▶ **WORK REQUEST**: For the entries below, report every line that includes the word "testing".

▶ **SUPPLIED RECORDS**:
++++++++++++++++++++

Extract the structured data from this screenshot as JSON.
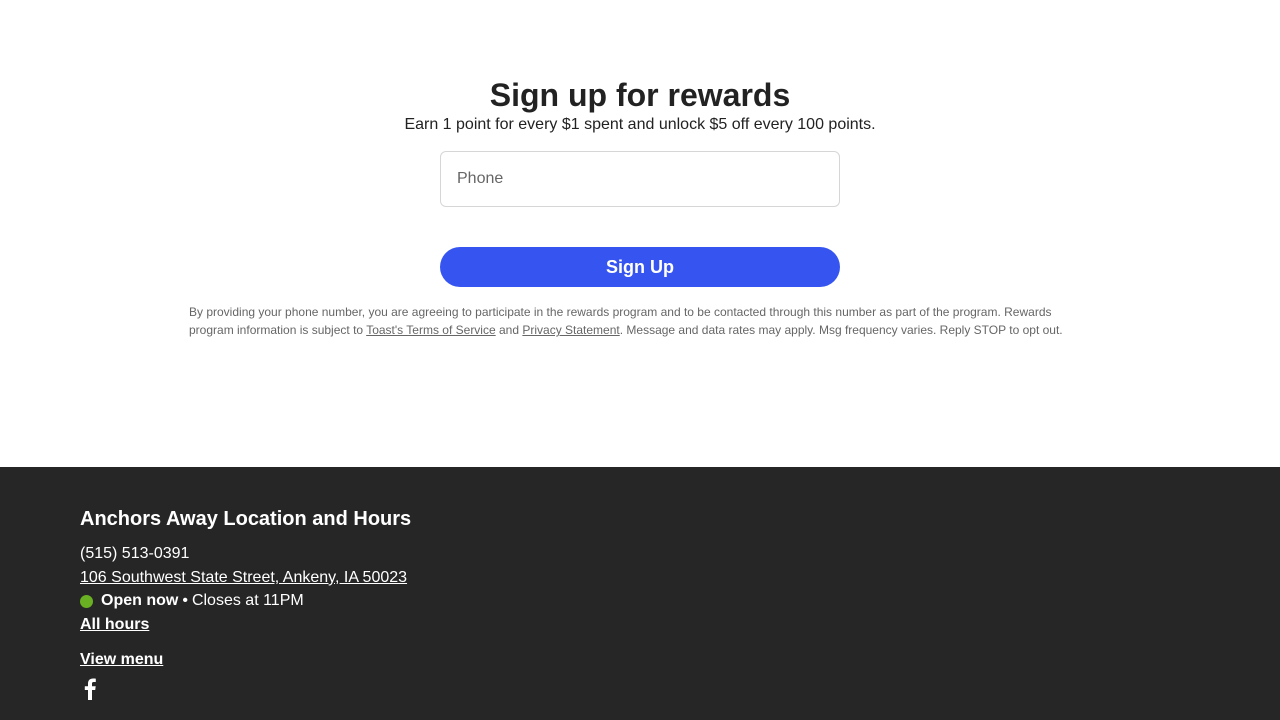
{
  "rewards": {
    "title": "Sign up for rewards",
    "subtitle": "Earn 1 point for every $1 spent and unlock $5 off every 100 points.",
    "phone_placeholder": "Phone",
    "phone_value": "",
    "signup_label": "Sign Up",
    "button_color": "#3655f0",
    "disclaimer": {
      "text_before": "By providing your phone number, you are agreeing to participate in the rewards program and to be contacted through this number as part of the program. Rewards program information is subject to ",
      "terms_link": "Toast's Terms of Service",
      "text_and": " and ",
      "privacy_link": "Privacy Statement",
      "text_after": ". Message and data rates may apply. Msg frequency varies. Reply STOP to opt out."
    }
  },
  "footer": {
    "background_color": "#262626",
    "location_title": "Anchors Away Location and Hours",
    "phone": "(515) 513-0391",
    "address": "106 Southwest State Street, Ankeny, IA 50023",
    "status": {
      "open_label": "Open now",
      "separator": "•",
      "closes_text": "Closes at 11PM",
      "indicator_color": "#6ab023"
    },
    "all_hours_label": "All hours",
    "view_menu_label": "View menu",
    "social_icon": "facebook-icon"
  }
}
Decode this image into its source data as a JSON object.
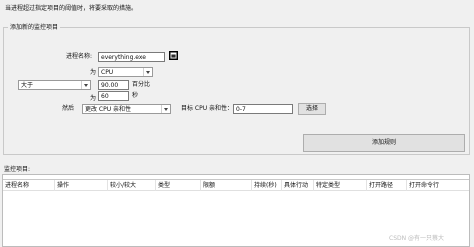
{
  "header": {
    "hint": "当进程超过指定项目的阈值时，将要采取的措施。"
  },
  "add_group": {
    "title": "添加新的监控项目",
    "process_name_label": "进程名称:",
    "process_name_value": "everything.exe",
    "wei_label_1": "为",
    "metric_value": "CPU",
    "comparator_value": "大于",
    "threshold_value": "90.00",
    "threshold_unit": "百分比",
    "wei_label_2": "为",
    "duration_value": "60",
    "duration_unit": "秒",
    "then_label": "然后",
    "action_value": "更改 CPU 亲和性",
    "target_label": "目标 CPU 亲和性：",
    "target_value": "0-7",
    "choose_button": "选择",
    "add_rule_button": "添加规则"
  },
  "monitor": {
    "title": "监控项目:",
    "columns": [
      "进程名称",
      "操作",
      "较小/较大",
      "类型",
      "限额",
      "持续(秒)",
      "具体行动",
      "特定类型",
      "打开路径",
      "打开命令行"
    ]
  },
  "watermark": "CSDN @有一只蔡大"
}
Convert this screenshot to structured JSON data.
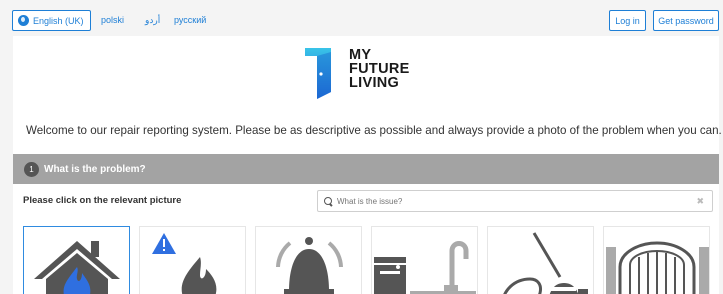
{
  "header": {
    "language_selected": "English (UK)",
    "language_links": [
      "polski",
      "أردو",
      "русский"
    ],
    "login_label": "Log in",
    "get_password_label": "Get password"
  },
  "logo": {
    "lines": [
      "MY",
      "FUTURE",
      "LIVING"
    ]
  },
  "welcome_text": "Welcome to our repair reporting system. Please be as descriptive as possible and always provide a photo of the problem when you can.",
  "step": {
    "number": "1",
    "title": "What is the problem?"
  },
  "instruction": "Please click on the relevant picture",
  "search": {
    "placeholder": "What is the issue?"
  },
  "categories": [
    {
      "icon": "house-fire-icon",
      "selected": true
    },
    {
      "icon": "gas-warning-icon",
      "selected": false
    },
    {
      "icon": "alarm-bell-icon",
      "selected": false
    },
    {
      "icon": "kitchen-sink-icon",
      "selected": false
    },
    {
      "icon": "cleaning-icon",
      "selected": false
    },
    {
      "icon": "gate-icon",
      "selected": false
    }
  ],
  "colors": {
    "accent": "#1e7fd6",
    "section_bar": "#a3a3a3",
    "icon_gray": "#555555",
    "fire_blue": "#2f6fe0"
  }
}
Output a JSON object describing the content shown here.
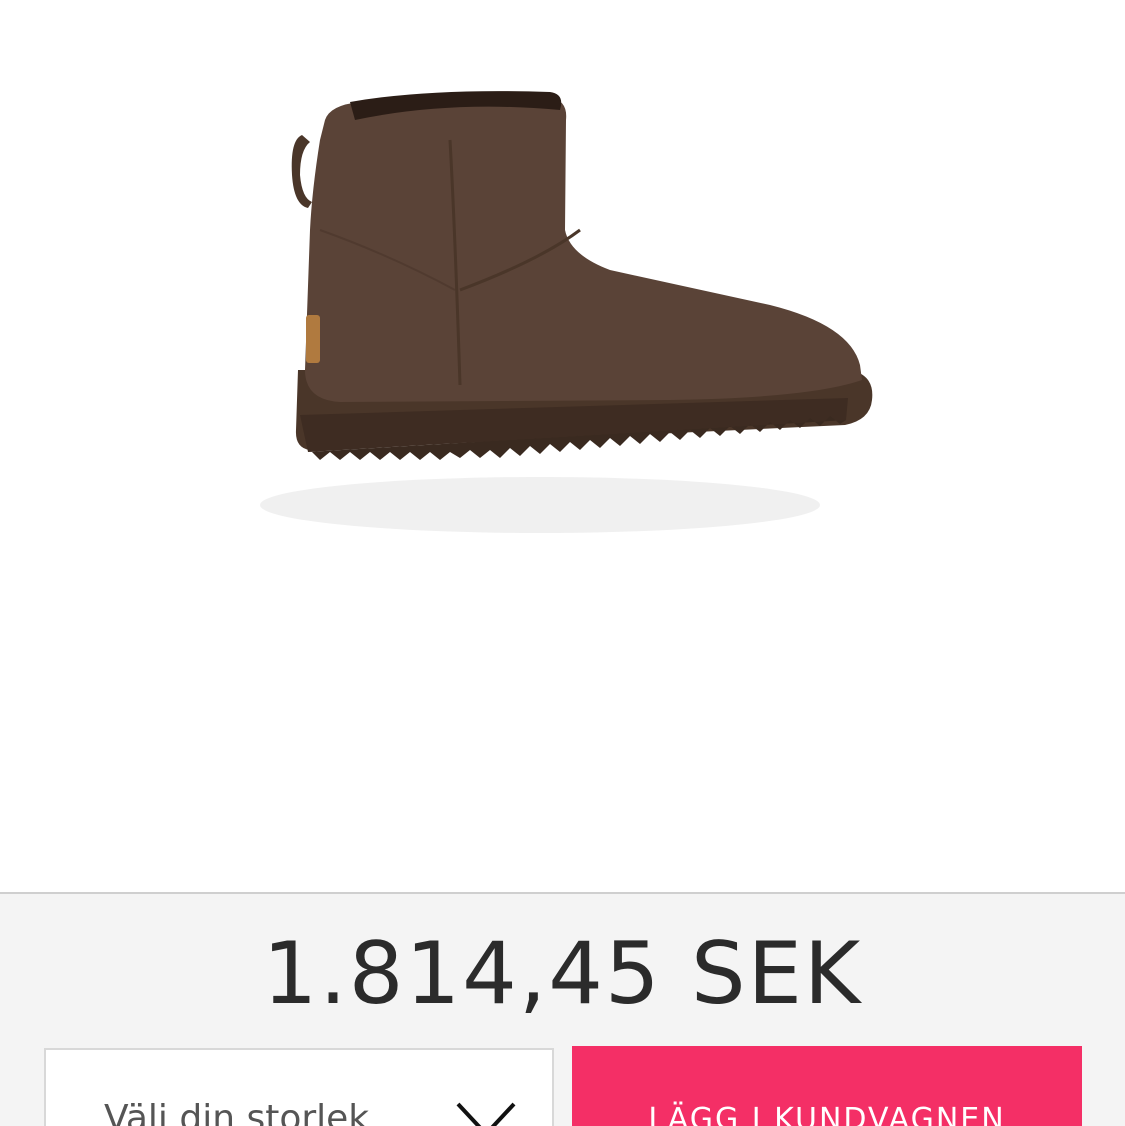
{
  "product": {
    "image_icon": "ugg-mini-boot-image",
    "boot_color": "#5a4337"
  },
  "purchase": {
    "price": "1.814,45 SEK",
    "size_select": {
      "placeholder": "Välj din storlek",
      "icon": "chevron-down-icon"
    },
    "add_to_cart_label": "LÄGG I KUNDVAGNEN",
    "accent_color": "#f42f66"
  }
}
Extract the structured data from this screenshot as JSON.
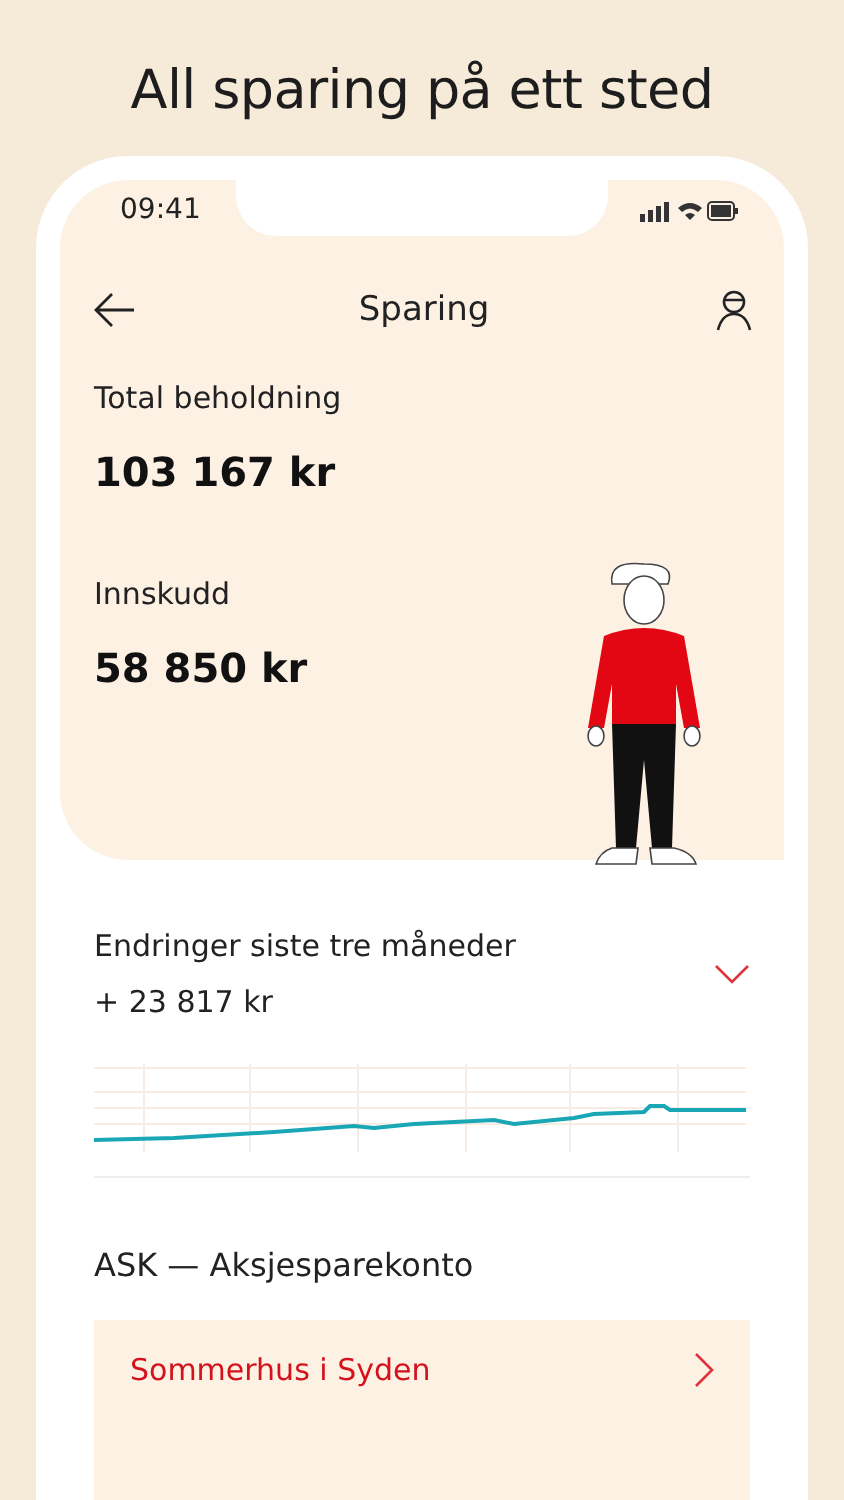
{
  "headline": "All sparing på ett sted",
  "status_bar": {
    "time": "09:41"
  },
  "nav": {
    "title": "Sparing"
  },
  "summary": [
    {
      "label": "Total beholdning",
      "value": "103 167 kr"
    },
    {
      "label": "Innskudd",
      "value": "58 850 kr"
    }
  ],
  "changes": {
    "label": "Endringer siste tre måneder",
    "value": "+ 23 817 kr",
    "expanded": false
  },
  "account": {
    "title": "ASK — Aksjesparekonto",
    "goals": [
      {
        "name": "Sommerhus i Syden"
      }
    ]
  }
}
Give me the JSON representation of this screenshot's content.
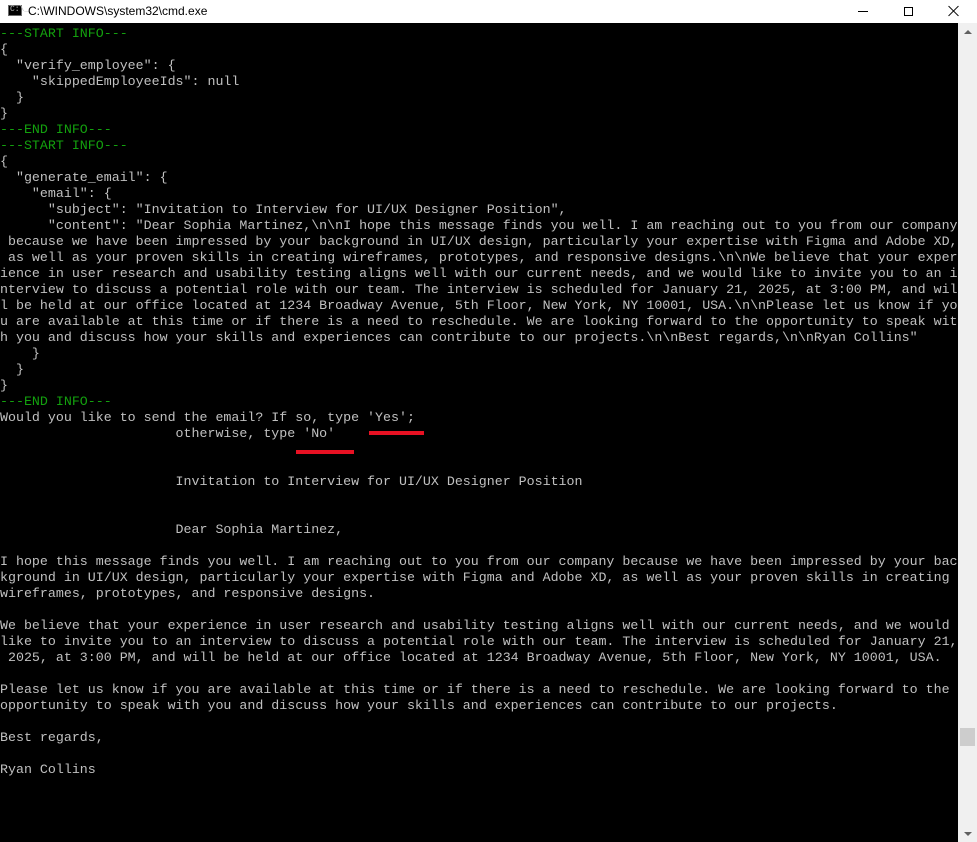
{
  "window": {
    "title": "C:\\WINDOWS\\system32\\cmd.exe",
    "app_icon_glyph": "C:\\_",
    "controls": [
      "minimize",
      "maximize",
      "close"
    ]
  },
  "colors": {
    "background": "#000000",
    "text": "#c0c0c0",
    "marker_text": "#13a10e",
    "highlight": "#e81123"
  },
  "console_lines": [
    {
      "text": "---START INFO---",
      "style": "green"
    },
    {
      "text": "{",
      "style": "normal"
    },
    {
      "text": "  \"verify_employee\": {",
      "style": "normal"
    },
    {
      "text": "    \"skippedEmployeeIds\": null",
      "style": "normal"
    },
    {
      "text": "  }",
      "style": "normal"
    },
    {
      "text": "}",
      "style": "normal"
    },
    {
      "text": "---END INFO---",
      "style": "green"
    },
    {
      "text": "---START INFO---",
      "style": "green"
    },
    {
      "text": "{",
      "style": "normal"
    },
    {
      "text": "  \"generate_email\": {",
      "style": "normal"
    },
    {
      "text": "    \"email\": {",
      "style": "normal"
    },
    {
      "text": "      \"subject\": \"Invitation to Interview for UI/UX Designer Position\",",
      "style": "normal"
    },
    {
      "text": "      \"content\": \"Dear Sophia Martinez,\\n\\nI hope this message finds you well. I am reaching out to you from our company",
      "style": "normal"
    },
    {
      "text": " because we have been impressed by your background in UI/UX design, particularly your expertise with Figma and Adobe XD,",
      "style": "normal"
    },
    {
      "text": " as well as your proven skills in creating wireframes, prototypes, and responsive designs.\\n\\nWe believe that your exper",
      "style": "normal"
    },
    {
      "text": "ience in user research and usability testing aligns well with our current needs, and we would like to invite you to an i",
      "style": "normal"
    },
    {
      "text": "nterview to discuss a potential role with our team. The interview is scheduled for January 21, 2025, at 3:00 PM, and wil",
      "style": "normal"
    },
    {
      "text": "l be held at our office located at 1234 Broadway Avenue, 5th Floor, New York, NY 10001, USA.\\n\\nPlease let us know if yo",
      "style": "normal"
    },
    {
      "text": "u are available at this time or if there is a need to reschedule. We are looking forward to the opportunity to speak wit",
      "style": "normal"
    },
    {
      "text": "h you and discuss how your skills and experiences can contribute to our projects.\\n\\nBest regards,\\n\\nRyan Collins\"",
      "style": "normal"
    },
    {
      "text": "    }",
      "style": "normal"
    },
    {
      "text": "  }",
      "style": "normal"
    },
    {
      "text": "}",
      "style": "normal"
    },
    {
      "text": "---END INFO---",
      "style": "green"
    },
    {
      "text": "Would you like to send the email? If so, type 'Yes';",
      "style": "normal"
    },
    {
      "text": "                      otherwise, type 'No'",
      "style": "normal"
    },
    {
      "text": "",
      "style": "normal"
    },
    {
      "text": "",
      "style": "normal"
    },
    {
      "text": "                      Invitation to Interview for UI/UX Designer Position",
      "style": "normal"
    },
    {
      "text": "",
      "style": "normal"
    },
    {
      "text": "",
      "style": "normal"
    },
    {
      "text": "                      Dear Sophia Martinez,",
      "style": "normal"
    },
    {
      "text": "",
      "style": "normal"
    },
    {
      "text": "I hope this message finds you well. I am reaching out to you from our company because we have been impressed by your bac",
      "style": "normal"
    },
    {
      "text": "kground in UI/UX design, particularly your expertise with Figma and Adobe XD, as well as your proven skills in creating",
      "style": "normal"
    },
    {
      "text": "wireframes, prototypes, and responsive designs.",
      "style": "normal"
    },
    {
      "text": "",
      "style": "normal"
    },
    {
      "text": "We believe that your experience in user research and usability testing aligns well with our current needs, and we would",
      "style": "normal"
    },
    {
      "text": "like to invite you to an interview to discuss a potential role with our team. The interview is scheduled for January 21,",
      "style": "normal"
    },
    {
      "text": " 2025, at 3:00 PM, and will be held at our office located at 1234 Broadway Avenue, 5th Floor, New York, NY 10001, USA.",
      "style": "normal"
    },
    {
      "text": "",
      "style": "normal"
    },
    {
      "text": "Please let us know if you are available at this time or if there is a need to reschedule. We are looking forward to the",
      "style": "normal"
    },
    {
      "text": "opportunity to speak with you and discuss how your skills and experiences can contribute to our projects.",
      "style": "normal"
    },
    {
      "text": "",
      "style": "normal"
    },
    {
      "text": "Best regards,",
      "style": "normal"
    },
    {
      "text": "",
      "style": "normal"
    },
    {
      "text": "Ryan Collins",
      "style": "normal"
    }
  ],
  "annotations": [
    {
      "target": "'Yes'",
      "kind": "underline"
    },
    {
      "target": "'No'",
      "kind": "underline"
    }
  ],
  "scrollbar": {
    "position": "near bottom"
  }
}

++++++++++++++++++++

▶ **EXPECTED ANSWER**:
      "text": "ience in user research and usability testing aligns well with our current needs, and we would like to invite you to an i",
      "text": "We believe that your experience in user research and usability testing aligns well with our current needs, and we would",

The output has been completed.